Look through the records that follow. Copy every line containing the word "more".

Dataset rows describing interfaces:
'''
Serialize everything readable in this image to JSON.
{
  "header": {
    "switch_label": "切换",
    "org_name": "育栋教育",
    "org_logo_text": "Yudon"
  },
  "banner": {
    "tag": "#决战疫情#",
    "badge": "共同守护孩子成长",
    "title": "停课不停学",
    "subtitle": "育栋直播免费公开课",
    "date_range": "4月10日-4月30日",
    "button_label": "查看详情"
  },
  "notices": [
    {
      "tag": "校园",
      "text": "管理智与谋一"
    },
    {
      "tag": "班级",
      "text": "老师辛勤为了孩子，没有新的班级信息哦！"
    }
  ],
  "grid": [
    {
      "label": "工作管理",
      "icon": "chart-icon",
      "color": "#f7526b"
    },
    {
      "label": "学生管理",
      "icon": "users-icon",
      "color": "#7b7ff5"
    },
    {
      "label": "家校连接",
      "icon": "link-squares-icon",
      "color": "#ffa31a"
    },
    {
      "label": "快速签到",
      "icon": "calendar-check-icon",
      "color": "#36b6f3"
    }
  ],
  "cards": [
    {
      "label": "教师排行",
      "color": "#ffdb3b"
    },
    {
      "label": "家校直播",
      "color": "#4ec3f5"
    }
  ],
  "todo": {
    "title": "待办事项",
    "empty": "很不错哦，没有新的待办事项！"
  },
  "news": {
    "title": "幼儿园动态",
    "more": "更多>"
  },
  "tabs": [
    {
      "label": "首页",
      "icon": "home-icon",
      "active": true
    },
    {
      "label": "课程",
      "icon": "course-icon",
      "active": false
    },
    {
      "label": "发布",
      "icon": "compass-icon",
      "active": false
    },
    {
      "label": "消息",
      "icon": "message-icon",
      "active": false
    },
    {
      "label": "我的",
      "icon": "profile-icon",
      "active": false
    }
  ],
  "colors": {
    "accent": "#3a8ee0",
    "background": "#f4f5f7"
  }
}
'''
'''
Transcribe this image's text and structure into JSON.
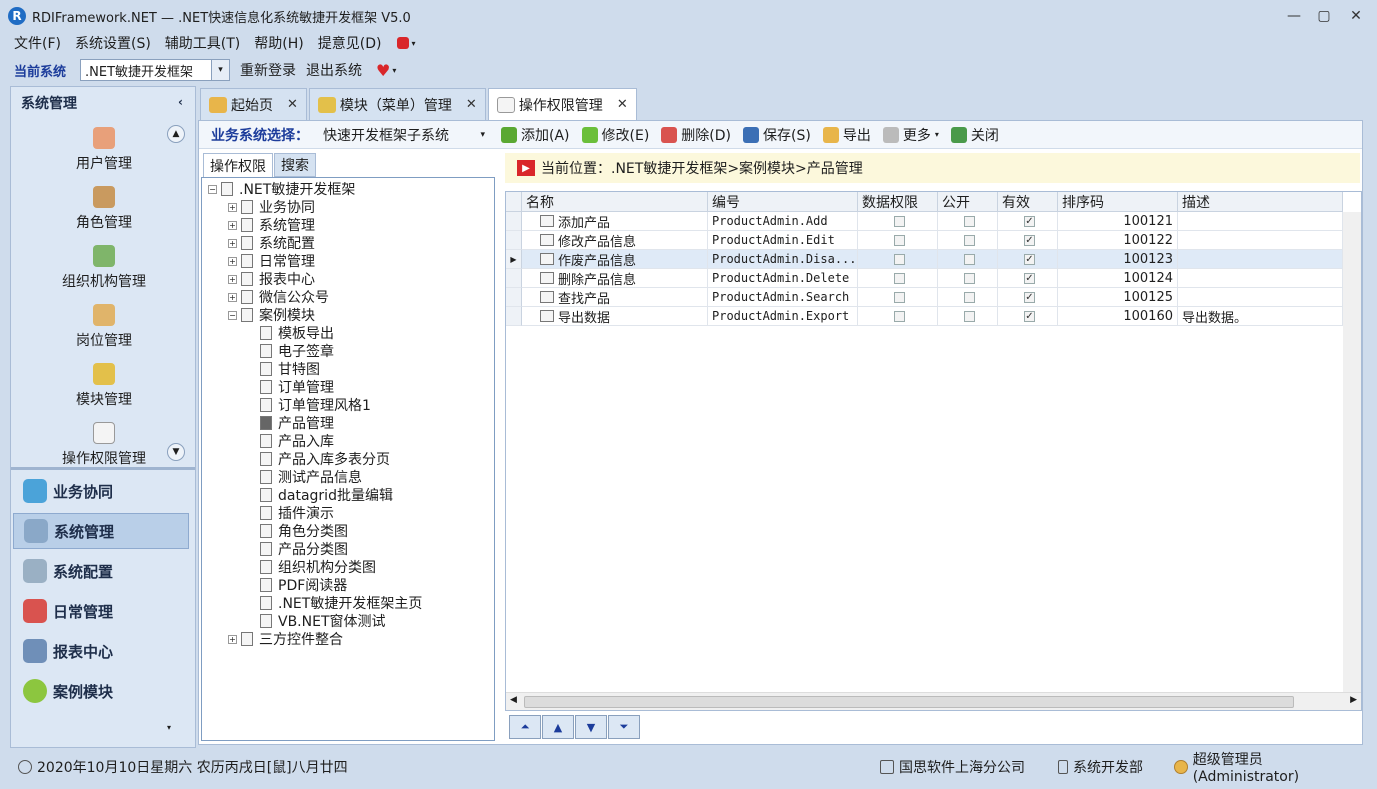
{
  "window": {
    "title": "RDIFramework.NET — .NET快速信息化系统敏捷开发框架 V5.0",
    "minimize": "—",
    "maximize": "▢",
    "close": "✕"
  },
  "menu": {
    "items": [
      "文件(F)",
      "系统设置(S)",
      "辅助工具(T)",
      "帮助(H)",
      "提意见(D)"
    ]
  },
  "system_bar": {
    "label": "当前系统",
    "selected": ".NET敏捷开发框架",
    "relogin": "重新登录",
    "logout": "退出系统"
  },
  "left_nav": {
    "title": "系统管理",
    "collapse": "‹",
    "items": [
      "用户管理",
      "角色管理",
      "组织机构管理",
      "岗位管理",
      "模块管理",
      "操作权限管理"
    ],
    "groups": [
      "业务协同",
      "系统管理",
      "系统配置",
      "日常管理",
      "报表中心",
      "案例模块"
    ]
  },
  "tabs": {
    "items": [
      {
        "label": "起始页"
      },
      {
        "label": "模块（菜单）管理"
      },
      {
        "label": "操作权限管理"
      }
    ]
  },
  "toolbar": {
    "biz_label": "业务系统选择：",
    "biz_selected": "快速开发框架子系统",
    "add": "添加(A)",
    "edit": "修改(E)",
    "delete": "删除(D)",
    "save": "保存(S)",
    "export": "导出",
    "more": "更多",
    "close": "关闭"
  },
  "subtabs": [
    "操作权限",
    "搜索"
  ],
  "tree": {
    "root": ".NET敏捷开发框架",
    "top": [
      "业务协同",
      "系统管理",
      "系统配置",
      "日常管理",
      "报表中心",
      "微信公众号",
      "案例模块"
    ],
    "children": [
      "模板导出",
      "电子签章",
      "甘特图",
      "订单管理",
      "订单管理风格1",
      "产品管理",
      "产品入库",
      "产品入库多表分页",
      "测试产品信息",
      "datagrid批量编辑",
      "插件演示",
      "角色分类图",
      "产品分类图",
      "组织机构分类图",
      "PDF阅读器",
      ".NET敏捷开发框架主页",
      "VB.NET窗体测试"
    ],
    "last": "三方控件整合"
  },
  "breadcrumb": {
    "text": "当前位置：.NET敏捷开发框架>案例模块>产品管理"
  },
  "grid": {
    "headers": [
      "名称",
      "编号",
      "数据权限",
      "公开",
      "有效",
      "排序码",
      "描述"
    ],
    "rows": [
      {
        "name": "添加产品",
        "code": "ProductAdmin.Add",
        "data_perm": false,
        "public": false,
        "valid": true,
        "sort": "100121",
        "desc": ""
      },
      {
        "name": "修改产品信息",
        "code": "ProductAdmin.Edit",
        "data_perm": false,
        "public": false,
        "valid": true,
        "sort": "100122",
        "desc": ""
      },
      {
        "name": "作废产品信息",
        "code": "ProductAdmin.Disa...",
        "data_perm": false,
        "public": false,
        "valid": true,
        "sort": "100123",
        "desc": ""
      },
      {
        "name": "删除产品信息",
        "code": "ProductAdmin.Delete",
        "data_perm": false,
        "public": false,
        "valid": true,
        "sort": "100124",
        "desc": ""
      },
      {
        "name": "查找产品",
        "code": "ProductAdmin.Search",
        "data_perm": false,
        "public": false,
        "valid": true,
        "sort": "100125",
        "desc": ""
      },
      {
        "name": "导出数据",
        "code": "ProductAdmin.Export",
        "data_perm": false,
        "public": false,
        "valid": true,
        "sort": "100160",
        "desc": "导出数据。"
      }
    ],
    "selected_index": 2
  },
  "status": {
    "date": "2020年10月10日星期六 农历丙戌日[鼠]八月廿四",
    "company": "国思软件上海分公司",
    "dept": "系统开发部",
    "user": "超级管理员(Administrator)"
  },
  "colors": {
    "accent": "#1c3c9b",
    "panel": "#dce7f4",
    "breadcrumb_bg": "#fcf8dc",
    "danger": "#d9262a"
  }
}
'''
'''
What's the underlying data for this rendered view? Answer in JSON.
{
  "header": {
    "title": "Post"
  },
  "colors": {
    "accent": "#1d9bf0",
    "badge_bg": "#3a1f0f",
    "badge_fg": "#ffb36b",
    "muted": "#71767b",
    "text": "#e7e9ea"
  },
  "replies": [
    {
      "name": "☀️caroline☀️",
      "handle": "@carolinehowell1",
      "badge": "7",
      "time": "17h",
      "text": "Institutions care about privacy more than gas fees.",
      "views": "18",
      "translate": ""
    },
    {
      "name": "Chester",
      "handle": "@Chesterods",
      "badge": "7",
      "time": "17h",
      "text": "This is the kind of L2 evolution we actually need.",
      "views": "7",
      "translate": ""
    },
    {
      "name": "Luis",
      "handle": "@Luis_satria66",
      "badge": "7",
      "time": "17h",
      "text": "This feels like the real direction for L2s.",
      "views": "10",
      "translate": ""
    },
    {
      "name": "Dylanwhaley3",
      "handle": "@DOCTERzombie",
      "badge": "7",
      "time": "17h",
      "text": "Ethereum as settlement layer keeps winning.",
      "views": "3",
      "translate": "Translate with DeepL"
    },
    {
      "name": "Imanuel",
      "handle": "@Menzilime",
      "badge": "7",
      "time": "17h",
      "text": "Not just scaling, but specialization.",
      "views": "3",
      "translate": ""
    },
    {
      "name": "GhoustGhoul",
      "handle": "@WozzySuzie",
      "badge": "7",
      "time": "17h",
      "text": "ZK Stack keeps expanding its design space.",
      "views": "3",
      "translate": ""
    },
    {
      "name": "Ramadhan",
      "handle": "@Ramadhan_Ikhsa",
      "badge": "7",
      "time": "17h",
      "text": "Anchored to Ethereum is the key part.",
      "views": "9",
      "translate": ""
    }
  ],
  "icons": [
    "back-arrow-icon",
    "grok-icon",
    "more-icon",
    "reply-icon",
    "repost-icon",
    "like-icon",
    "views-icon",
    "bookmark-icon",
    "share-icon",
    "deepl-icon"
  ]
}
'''
◆ Solved problem ◆
    "more": "更多>"
    "more": "更多",
      "text": "Institutions care about privacy more than gas fees.",
    "more-icon",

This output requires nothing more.